- Label: Jade Tree
Jonah Matranga is a complex human being. That may be quite an understatement but with dozens of bands, records, and brilliant and inane ideas, Jonah seems to never stop moving. However, of all his projects though, Jonah struck gold with his most personal and free spirited record of his seemingly endless career. Visitor tugs at the heart and at the same time lifts you up all with a short 40 minutes. The is heartfelt songwriting at it’s best; aerial, graceful, and intensely emotional. His voice echoes across bedroom walls and into ears that know betrayal, loss, lust, and joy in something as simple as a smile.
[mp3] onelinedrawing– Softbelly from Visitor (2002)
4. The One AM Radio – A Name Writ In Water
- Release Date: April 19, 2004
- Label: Level Plane
I found out about One AM Radio in a pretty interesting way. It was a cold day at a Boston University coffee-shop and this skinny jeaned hipster-zilla making cappuccinos put on A Name Writ In Water and I did something I hadn’t normally done at that time, I asked him who he was playing. Since then, the album has become one of my favorites, due to it’s melancholy and gray atmospheric beats. Hrishikesh Hirway knows he emotion of leave-less trees and abandoned buildings. He knows how to represent tranquility with vocal harmonies, carefully plucked guitars, and Brain Eno simplicity. This album is must be heard during a rainy drive through forests of New Hampshire or on a deck watching a passing thunderstorm.

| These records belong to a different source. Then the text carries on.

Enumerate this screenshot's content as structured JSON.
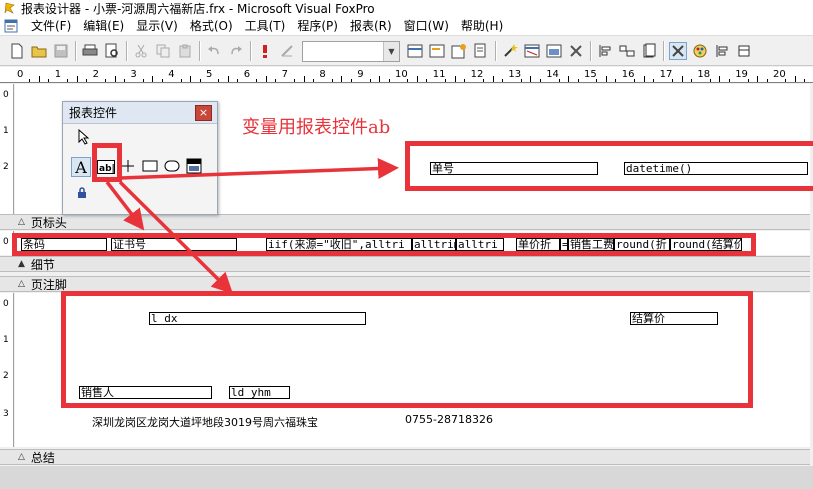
{
  "window": {
    "title": "报表设计器 - 小票-河源周六福新店.frx - Microsoft Visual FoxPro"
  },
  "menu": [
    "文件(F)",
    "编辑(E)",
    "显示(V)",
    "格式(O)",
    "工具(T)",
    "程序(P)",
    "报表(R)",
    "窗口(W)",
    "帮助(H)"
  ],
  "ruler": {
    "numbers": [
      "0",
      "1",
      "2",
      "3",
      "4",
      "5",
      "6",
      "7",
      "8",
      "9",
      "10",
      "11",
      "12",
      "13",
      "14",
      "15",
      "16",
      "17",
      "18",
      "19",
      "20"
    ]
  },
  "bands": {
    "page_header": "页标头",
    "detail": "细节",
    "page_footer": "页注脚",
    "summary": "总结"
  },
  "page_header_fields": {
    "danhao": "单号",
    "datetime": "datetime()"
  },
  "detail_fields": [
    "条码",
    "证书号",
    "iif(来源=\"收旧\",alltri",
    "alltrim(",
    "alltri",
    "单价折",
    "=",
    "销售工费",
    "round(折",
    "round(结算价"
  ],
  "footer_fields": {
    "l_dx": "l_dx",
    "jiesuanjia": "结算价",
    "xiaoshouren": "销售人",
    "ld_yhm": "ld_yhm"
  },
  "footer_text": {
    "address": "深圳龙岗区龙岗大道坪地段3019号周六福珠宝",
    "phone": "0755-28718326"
  },
  "palette": {
    "title": "报表控件",
    "close": "×"
  },
  "annotation": {
    "text": "变量用报表控件ab",
    "color": "#e8333a"
  }
}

Nice headphones required.
[mp3] The One AM Radio – Untied from A Name Writ In Water (2004)
3. Sigur Rós – Ágætis Byrjun
- Release Date: May 22, 2000 (Reissued)
- Label: Play It Again Sam

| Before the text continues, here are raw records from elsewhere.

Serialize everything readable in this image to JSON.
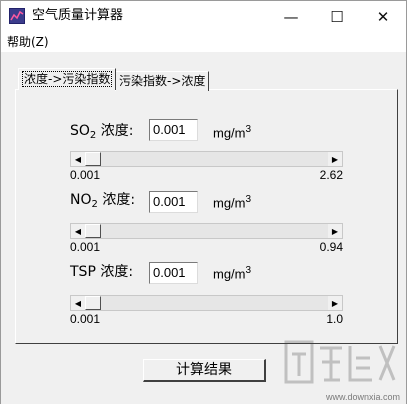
{
  "window": {
    "title": "空气质量计算器"
  },
  "title_buttons": {
    "minimize": "—",
    "maximize": "☐",
    "close": "✕"
  },
  "menu": {
    "help": "帮助(Z)"
  },
  "tabs": [
    {
      "label": "浓度->污染指数",
      "active": true
    },
    {
      "label": "污染指数->浓度",
      "active": false
    }
  ],
  "rows": [
    {
      "name": "SO",
      "sub": "2",
      "suffix": " 浓度:",
      "value": "0.001",
      "unit": "mg/m",
      "unit_exp": "3",
      "min": "0.001",
      "max": "2.62",
      "level": 0.0
    },
    {
      "name": "NO",
      "sub": "2",
      "suffix": " 浓度:",
      "value": "0.001",
      "unit": "mg/m",
      "unit_exp": "3",
      "min": "0.001",
      "max": "0.94",
      "level": 0.0
    },
    {
      "name": "TSP",
      "sub": "",
      "suffix": " 浓度:",
      "value": "0.001",
      "unit": "mg/m",
      "unit_exp": "3",
      "min": "0.001",
      "max": "1.0",
      "level": 0.0
    }
  ],
  "calculate_button": "计算结果",
  "watermark": {
    "text": "www.downxia.com"
  },
  "colors": {
    "title_bg": "#ffffff",
    "client_bg": "#f0f0f0",
    "scroll_track": "#e6e6e6"
  }
}
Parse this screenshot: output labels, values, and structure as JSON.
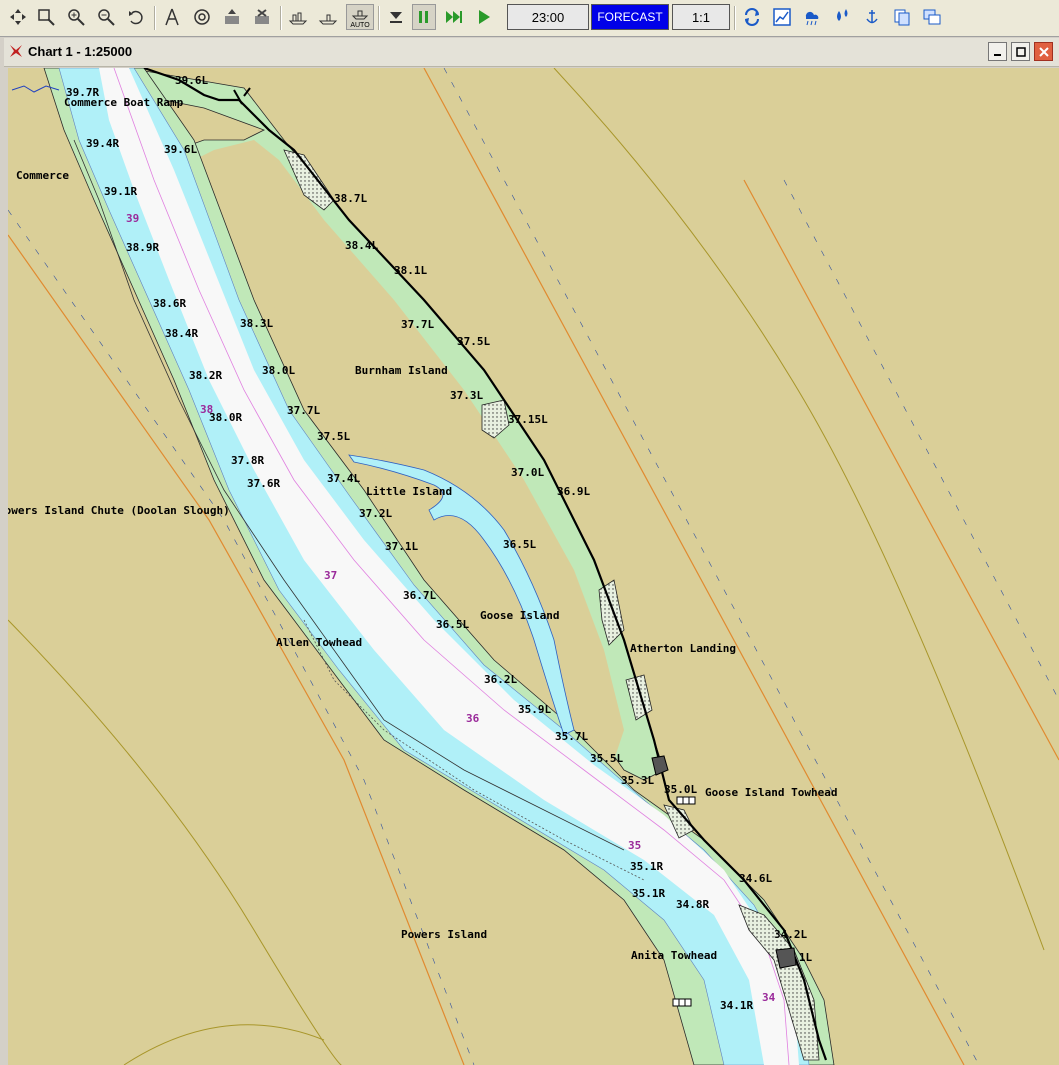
{
  "toolbar": {
    "time": "23:00",
    "forecast_label": "FORECAST",
    "scale_label": "1:1",
    "auto_label": "AUTO"
  },
  "window": {
    "title": "Chart 1 - 1:25000"
  },
  "map": {
    "place_labels": [
      "Commerce Boat Ramp",
      "Commerce",
      "Burnham Island",
      "Little Island",
      "Goose Island",
      "Atherton Landing",
      "Allen Towhead",
      "Goose Island Towhead",
      "Powers Island",
      "Anita Towhead",
      "Powers Island Chute (Doolan Slough)"
    ],
    "mile_markers": [
      "39",
      "38",
      "37",
      "36",
      "35",
      "34"
    ],
    "buoy_labels": [
      "39.6L",
      "39.7R",
      "39.4R",
      "39.6L",
      "39.1R",
      "38.7L",
      "38.9R",
      "38.4L",
      "38.1L",
      "38.6R",
      "38.4R",
      "38.3L",
      "37.7L",
      "37.5L",
      "38.2R",
      "38.0L",
      "37.3L",
      "38.0R",
      "37.15L",
      "37.7L",
      "37.5L",
      "37.8R",
      "37.6R",
      "37.4L",
      "37.2L",
      "37.0L",
      "36.9L",
      "37.1L",
      "36.5L",
      "36.7L",
      "36.5L",
      "36.2L",
      "35.9L",
      "35.7L",
      "35.5L",
      "35.3L",
      "35.0L",
      "35.1R",
      "35.1R",
      "34.8R",
      "34.6L",
      "34.2L",
      "34.1L",
      "34.1R"
    ]
  },
  "colors": {
    "land": "#dacf98",
    "shore_green": "#c0e8b8",
    "shallow_water": "#b0f0f8",
    "channel": "#f8f8f8",
    "forecast_bg": "#0000e8",
    "mile_marker": "#9a2a9a",
    "titlebar": "#e4e2d8"
  }
}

Think about it, have you ever heard anything like this album? Ágætis Byrjun is like some sort of alien-like transmission to Earth, letting us know they come in peace. It’s disarming and otherworldly sound blooms with full orchestras, deeply ambient soundscapes and angelic vocals from frontman Jon Por Birgisson singing in a language that Sigur Rós dub “Hopelandic”–an otherworldly mutation of Icelandic. When playing guitar with a violin bow was out of this world and groundbreaking, Sigur Rós captured the hearts of legions of music lovers with this majestic and hope filled album.
[mp3] Sigur Rós – Starálfur from Ágætis Byrjun (2000)
2. dredg – El Cielo
- Release Date: October 8, 2002
- Label: Interscope Records
Unfairly underrated, El Cielo is a moving masterpiece that flows together gracefully and takes off with epic grandeur. Repeatedly layered with a plethora of instruments and jazz-like drumming, El Cielo accurately presents the soundtrack to sleep paralysis and lucid dreaming. The concept of the album follows the theory of dreaming and the subconscious; like what is more real? Our dream-state or when we are ‘awake’? Inspired by the Salvador Dali painting, Dream Caused By The Flight Of A Bee Around A Pomegranate One Second Before Awakening, the album does an excellent job at representing the chaos and confusion of the piece. It’s whirling guitar work mixed with organs, crackling tape, echoing vocals, and calming instrumental interludes, dredg’s sophomore effort is by far their best work yet and a chillingly beautiful record.
[mp3] dredg – Whoa Is Me from El Cielo (2002)
1. Björk – Vespertine
- Release Date: August 28, 2001
- Label: Elektra
What did you expect? The freaking website is named after a Björk song! This album completely threw me off and became the only record to ever get me choked up. Björk herself is already an elemental being in the world of music, so when she decided to make her most personal record to date, it was no surprise that what came out of it was an album alive with emotion and deep intimacy. Enlisting the work of the likes of Matmos, jazz composer/arranger Vince Mendoza, and harp virtuoso Zeena Parkins, Vespertine became a rich and oceanic record that pushed the boundaries of both electronic and pop music. You can feel the snow blowing through your clothes with Aurora, the unconditional love of Harm Of Will, and the will to sacrifice with my favorite love song (EVER!) Unison. Björk showed me another world of music that I never knew existed. Her voice carried me out off my little bubble of a mind and showed me how passionate a musician can be and what it’s like to translate that flawlessly on a record. I love this album so much and it is my favorite of the decade.
[mp3] Björk – Sun In My Mouth from Vespertine (2001)